HOW well off are Americans? Frenchmen? Indians? Ghanaians? An economist’s simplest answer is the gross domestic product, or GDP, per person of each country. To help you compare the figures, he will convert them into dollars, either at market exchange rates or (better) at purchasing-power-parity rates, which allow for the cheapness of, say, haircuts and taxi rides in poorer parts of the world.
To be sure, this will give you a fair guide to material standards of living: the Americans and the French, on average, are much richer than Indians and Ghanaians. But you may suspect, and the economist should know, that this is not the whole truth. America’s GDP per head is higher than France’s, but the French spend less time at work, so are they really worse off? An Indian may be desperately poor and yet say he is happy; an American may be well fed yet fed up. GDP was designed to measure only the value of goods and services produced in a country, and it does not even do that precisely. How well off people feel also depends on things GDP does not capture, such as their health or whether they have a job.
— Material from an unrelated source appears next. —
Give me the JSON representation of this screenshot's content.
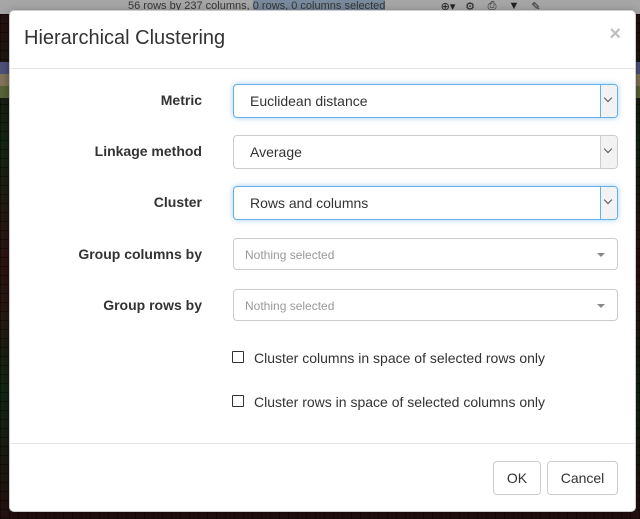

Environmentalists have long complained that GDP treats the despoliation of the planet as a plus (via the resulting economic output) rather than a minus (forests destroyed).In recent years economists have therefore been looking at other measures of well-being—even “happiness”, a notion that it once seemed absurd to quantify. . . .
Thursday, September 17, 2009
From the Economist: